■ **WHAT TO PRODUCE**
Write out the whole listing word for word.
##### THE INPUT #####
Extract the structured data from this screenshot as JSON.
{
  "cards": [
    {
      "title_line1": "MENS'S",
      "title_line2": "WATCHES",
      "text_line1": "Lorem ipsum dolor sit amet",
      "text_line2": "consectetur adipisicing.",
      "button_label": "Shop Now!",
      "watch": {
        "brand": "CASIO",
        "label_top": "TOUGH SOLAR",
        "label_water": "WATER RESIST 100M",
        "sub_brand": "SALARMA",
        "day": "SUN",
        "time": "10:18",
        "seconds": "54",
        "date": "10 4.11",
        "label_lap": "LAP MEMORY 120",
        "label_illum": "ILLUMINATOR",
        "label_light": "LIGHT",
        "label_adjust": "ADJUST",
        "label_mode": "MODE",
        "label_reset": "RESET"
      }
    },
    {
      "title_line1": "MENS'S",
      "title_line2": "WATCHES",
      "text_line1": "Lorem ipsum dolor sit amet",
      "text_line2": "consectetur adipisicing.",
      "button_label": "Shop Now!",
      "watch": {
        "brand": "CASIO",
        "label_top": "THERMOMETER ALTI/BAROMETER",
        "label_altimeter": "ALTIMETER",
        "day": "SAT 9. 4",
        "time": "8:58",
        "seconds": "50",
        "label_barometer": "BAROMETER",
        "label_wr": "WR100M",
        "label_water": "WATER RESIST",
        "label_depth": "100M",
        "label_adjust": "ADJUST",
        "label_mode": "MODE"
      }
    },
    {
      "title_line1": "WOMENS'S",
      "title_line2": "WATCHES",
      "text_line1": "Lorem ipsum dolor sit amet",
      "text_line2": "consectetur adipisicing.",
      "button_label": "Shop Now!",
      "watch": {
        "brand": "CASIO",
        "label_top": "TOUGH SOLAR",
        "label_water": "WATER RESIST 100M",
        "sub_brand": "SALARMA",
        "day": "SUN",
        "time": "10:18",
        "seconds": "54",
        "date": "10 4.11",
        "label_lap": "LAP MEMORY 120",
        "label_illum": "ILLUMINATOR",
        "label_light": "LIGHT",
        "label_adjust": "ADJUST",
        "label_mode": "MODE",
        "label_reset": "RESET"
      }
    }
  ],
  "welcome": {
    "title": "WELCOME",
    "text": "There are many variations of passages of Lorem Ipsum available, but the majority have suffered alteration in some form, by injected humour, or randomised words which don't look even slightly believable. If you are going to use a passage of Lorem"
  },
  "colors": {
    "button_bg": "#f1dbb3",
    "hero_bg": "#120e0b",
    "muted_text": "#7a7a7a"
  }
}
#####
■ **REPLY TO THE EXERCISE**
Extract the structured data from this screenshot as JSON.
{
  "cards": [
    {
      "title_line1": "MENS'S",
      "title_line2": "WATCHES",
      "text_line1": "Lorem ipsum dolor sit amet",
      "text_line2": "consectetur adipisicing.",
      "button_label": "Shop Now!",
      "watch": {
        "brand": "CASIO",
        "label_top": "TOUGH SOLAR",
        "label_water": "WATER RESIST 100M",
        "sub_brand": "SALARMA",
        "day": "SUN",
        "time": "10:18",
        "seconds": "54",
        "date": "10 4.11",
        "label_lap": "LAP MEMORY 120",
        "label_illum": "ILLUMINATOR",
        "label_light": "LIGHT",
        "label_adjust": "ADJUST",
        "label_mode": "MODE",
        "label_reset": "RESET"
      }
    },
    {
      "title_line1": "MENS'S",
      "title_line2": "WATCHES",
      "text_line1": "Lorem ipsum dolor sit amet",
      "text_line2": "consectetur adipisicing.",
      "button_label": "Shop Now!",
      "watch": {
        "brand": "CASIO",
        "label_top": "THERMOMETER ALTI/BAROMETER",
        "label_altimeter": "ALTIMETER",
        "day": "SAT 9. 4",
        "time": "8:58",
        "seconds": "50",
        "label_barometer": "BAROMETER",
        "label_wr": "WR100M",
        "label_water": "WATER RESIST",
        "label_depth": "100M",
        "label_adjust": "ADJUST",
        "label_mode": "MODE"
      }
    },
    {
      "title_line1": "WOMENS'S",
      "title_line2": "WATCHES",
      "text_line1": "Lorem ipsum dolor sit amet",
      "text_line2": "consectetur adipisicing.",
      "button_label": "Shop Now!",
      "watch": {
        "brand": "CASIO",
        "label_top": "TOUGH SOLAR",
        "label_water": "WATER RESIST 100M",
        "sub_brand": "SALARMA",
        "day": "SUN",
        "time": "10:18",
        "seconds": "54",
        "date": "10 4.11",
        "label_lap": "LAP MEMORY 120",
        "label_illum": "ILLUMINATOR",
        "label_light": "LIGHT",
        "label_adjust": "ADJUST",
        "label_mode": "MODE",
        "label_reset": "RESET"
      }
    }
  ],
  "welcome": {
    "title": "WELCOME",
    "text": "There are many variations of passages of Lorem Ipsum available, but the majority have suffered alteration in some form, by injected humour, or randomised words which don't look even slightly believable. If you are going to use a passage of Lorem"
  },
  "colors": {
    "button_bg": "#f1dbb3",
    "hero_bg": "#120e0b",
    "muted_text": "#7a7a7a"
  }
}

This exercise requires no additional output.